Executives at some of the top tech companies in the U.S. are striking back against critics who say that they didn’t do enough to fight the government about NSA surveillance.
On Wednesday, Yahoo CEO Marissa Mayer said that executives were threatened with jail if they revealed government secrets, Raw Story reported.
While being interviewed at the Techcrunch Disrupt conference, Mayer was asked why tech companies had not revealed more about what the U.S. government was up to. “Releasing classified information is treason and you are incarcerated,” she said. “When you lose and you don’t comply, it’s treason. We think it make more sense to work within the system.”
Facebook founder Mark Zuckerberg also chimed in about the issue. He said the government did a “bad job” of balancing people’s privacy and its duty to protect. “Frankly I think the government blew it,” he said.
Popular VideoThis young teenage singer was shocked when Keith Urban invited her on stage at his concert. A few moments later, he made her wildest dreams come true.
“The government response was, ‘Oh don’t worry, we are not spying on any Americans,’” Zuckerberg said after the news first broke about the government’s online surveillance program. “Oh wonderful. That’s really helpful to companies that are trying to serve people around the world, and that’s really going to inspire confidence in American Internet companies. I thought that was really bad.”
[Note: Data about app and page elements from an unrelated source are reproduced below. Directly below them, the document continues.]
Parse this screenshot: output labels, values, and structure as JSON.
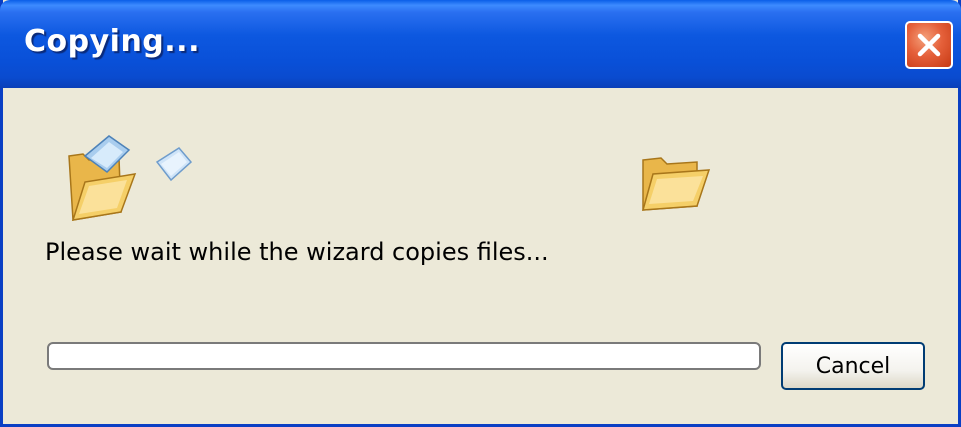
{
  "window": {
    "title": "Copying...",
    "close_icon": "close-x-icon"
  },
  "body": {
    "source_icon": "open-folder-with-flying-page-icon",
    "dest_icon": "folder-icon",
    "message": "Please wait while the wizard copies files...",
    "progress_percent": 0,
    "cancel_label": "Cancel"
  },
  "colors": {
    "titlebar": "#0a50d8",
    "window_bg": "#ece9d8",
    "close_button": "#e5603a",
    "button_border": "#003c74"
  }
}
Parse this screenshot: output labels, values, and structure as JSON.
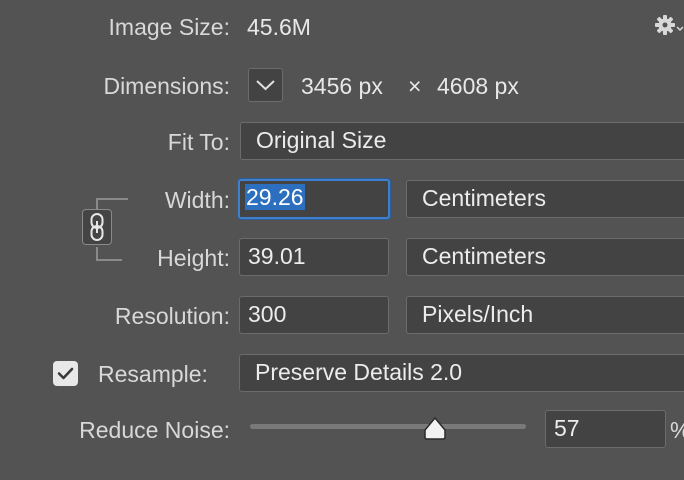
{
  "image_size": {
    "label": "Image Size:",
    "value": "45.6M"
  },
  "dimensions": {
    "label": "Dimensions:",
    "width": "3456 px",
    "times": "×",
    "height": "4608 px"
  },
  "fit_to": {
    "label": "Fit To:",
    "value": "Original Size"
  },
  "width": {
    "label": "Width:",
    "value": "29.26",
    "unit": "Centimeters"
  },
  "height": {
    "label": "Height:",
    "value": "39.01",
    "unit": "Centimeters"
  },
  "resolution": {
    "label": "Resolution:",
    "value": "300",
    "unit": "Pixels/Inch"
  },
  "resample": {
    "label": "Resample:",
    "checked": true,
    "method": "Preserve Details 2.0"
  },
  "reduce_noise": {
    "label": "Reduce Noise:",
    "value": "57",
    "unit": "%",
    "slider_fraction": 0.67
  },
  "icons": {
    "settings": "gear-icon",
    "link": "chain-link-icon",
    "checkbox": "checkmark-icon",
    "dropdown": "chevron-down-icon"
  },
  "colors": {
    "background": "#535353",
    "field": "#434343",
    "focus": "#3f7fd0"
  }
}
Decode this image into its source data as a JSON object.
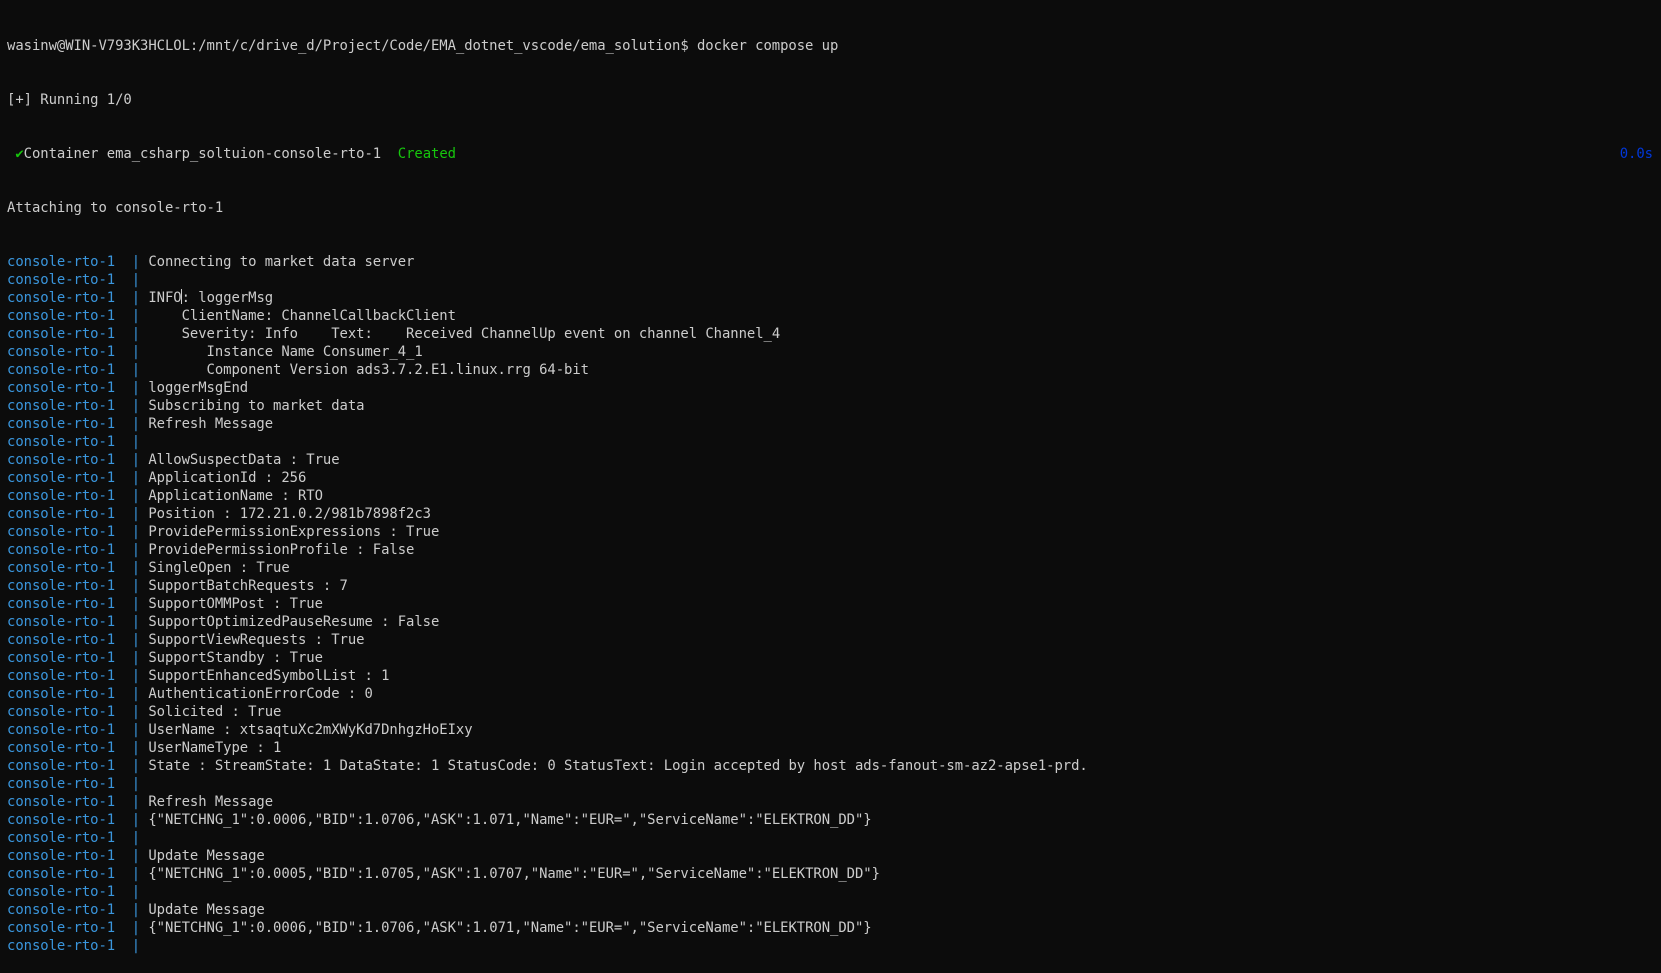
{
  "terminal": {
    "prompt": "wasinw@WIN-V793K3HCLOL:/mnt/c/drive_d/Project/Code/EMA_dotnet_vscode/ema_solution$ docker compose up",
    "running": "[+] Running 1/0",
    "container": {
      "check_icon": "✔",
      "label": "Container ema_csharp_soltuion-console-rto-1",
      "status": "Created",
      "elapsed": "0.0s"
    },
    "attaching": "Attaching to console-rto-1",
    "prefix": "console-rto-1",
    "separator": "|",
    "log_lines": [
      "Connecting to market data server",
      "",
      "INFO",
      "    ClientName: ChannelCallbackClient",
      "    Severity: Info    Text:    Received ChannelUp event on channel Channel_4",
      "       Instance Name Consumer_4_1",
      "       Component Version ads3.7.2.E1.linux.rrg 64-bit",
      "loggerMsgEnd",
      "Subscribing to market data",
      "Refresh Message",
      "",
      "AllowSuspectData : True",
      "ApplicationId : 256",
      "ApplicationName : RTO",
      "Position : 172.21.0.2/981b7898f2c3",
      "ProvidePermissionExpressions : True",
      "ProvidePermissionProfile : False",
      "SingleOpen : True",
      "SupportBatchRequests : 7",
      "SupportOMMPost : True",
      "SupportOptimizedPauseResume : False",
      "SupportViewRequests : True",
      "SupportStandby : True",
      "SupportEnhancedSymbolList : 1",
      "AuthenticationErrorCode : 0",
      "Solicited : True",
      "UserName : xtsaqtuXc2mXWyKd7DnhgzHoEIxy",
      "UserNameType : 1",
      "State : StreamState: 1 DataState: 1 StatusCode: 0 StatusText: Login accepted by host ads-fanout-sm-az2-apse1-prd.",
      "",
      "Refresh Message",
      "{\"NETCHNG_1\":0.0006,\"BID\":1.0706,\"ASK\":1.071,\"Name\":\"EUR=\",\"ServiceName\":\"ELEKTRON_DD\"}",
      "",
      "Update Message",
      "{\"NETCHNG_1\":0.0005,\"BID\":1.0705,\"ASK\":1.0707,\"Name\":\"EUR=\",\"ServiceName\":\"ELEKTRON_DD\"}",
      "",
      "Update Message",
      "{\"NETCHNG_1\":0.0006,\"BID\":1.0706,\"ASK\":1.071,\"Name\":\"EUR=\",\"ServiceName\":\"ELEKTRON_DD\"}",
      ""
    ],
    "info_suffix": ": loggerMsg"
  }
}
According to Zuckerberg, Facebook and other tech companies are pushing for more transparency. “We are not at the end of this,” he said. “I wish that the government would be more proactive about communicating.”
Google is getting involved. The tech giant said it was asking for permission to publish “detailed statistics about the types (if any) of national security requests” it receives from the foreign intelligence surveillance (FISA) court.
“Given the important public policy issues at stake, we have also asked the court to hold its hearing in open rather than behind closed doors,” Google said in a blog post. “It’s time for more transparency.”